Cohen also points out that these results are also in line with numerous studies suggesting the need for increased protein intake in older people, in particular, to offset sarcopenia and the decreased physical performance that is associated with aging. Multidimensional modeling techniques were used to examine the effects of nutrient intake on physiological dysregulation in older adults, which identified patterns of specific nutrients that are associated with minimal biological aging. “Our approach presents a roadmap for future studies to explore the full complexity of the nutrition-aging landscape,” observed Cohen, who is also affiliated with the Butler Columbia Aging Center.
For this study, data was analyzed from 1560 men and women between the ages of 67-84 years old who were selected at random in areas of Quebec, Canada who contributed data about their lifestyle, health, and diet to an ongoing study. Participants were re-examined annually for 3 years and followed for over four years to assess how on a large scale how nutrient intake associates with the aging process.
Aging and the age-related loss of homeostasis were quantified via the integration of blood markers, and the effects of diet used the geometric framework for nutrition apple to macronutrient and 19 micronutrient subclasses. A series of 8 models explored the different nutritional predictors, and the researchers adjusted for factors such as sex, smoking status, age, physical activity levels, income, education level, and a number of comorbidities.
According to the researchers, 4 broad patterns were observed: 1. Optimum level of nutrient intake was dependent on the aging metric use. Increased protein intake improved some aging parameters while increased carbohydrate intake improved others. 2. Intermediate levels of nutrients performed well for many outcomes. 3. A broad tolerance for nutrient intake was observed that does not deviate too much from homeostatic plateaus. 4. The optimum level of one nutrient often depends on levels of another, and the researchers suggest that a simpler analytical approach would not be able to capture such associations.
“These results are not experimental and will need to be validated in other contexts. Specific findings, such as the salience of the combination of vitamin E and vitamin C, may well not replicate in other studies. But the qualitative finding that there are no simple answers to optimal nutrition is likely to hold up: it was evident in nearly all our analyses, from a wide variety of approaches, and is consistent with evolutionary principles and much previous work,” said Cohen.
Additionally, the researchers also developed an interactive tool that allows the users to explore how different combinations of 19 micronutrient variables affect the different aspects of aging such as oxygen transport dysregulation, liver/kidney function dysregulation, immune system dysregulation, lipid dysregulation, global physiological dysregulation, micronutrient dysregulation, phenotypic age, and Klemera-Doubal biological age. There is an emphasis on the effects of 3-way interaction between micronutrients, and visualized outcomes are composite health measures based on common biomarkers.

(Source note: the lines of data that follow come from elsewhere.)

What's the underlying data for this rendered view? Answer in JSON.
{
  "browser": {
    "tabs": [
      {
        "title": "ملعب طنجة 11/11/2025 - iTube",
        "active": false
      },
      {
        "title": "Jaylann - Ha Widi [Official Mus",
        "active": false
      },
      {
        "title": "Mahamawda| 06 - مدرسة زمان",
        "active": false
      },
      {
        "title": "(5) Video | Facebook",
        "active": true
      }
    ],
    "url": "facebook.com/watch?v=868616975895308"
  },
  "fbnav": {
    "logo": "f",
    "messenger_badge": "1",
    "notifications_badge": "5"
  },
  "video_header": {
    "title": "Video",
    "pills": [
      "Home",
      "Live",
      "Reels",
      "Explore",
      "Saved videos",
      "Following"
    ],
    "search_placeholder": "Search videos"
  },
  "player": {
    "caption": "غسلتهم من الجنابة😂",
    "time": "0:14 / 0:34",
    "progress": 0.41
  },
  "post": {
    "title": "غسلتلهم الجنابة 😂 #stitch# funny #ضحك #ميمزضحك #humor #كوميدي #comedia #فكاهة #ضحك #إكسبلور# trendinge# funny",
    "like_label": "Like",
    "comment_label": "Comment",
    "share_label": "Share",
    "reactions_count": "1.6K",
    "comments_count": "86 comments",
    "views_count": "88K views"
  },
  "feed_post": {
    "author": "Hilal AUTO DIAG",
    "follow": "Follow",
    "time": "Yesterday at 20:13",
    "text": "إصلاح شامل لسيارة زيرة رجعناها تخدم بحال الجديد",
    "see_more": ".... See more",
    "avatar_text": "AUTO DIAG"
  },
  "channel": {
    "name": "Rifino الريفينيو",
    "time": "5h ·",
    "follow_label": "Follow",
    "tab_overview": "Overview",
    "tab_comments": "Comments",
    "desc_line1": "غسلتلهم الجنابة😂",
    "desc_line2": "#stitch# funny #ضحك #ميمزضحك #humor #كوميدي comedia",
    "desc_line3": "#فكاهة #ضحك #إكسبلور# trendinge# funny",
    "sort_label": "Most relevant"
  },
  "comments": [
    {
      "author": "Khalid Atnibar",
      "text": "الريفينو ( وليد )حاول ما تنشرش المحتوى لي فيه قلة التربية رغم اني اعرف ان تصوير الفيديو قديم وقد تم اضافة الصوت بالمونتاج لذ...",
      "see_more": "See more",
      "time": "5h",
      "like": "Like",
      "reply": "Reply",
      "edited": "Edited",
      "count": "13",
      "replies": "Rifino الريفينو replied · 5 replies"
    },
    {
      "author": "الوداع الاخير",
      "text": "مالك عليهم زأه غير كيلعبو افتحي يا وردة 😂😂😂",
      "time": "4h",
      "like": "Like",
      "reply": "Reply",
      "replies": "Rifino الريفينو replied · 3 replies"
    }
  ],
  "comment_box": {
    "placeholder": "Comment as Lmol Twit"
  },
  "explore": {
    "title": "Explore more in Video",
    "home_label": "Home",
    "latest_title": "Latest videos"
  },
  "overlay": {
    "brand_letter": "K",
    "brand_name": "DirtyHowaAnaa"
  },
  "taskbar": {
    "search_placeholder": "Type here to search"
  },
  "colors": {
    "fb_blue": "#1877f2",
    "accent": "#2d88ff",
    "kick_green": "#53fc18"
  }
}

As with anything you read on the internet, this article should not be construed as medical advice; please talk to your doctor or primary care provider before changing your wellness routine. This article is not intended to provide medical diagnosis, advice, treatment, or endorsement.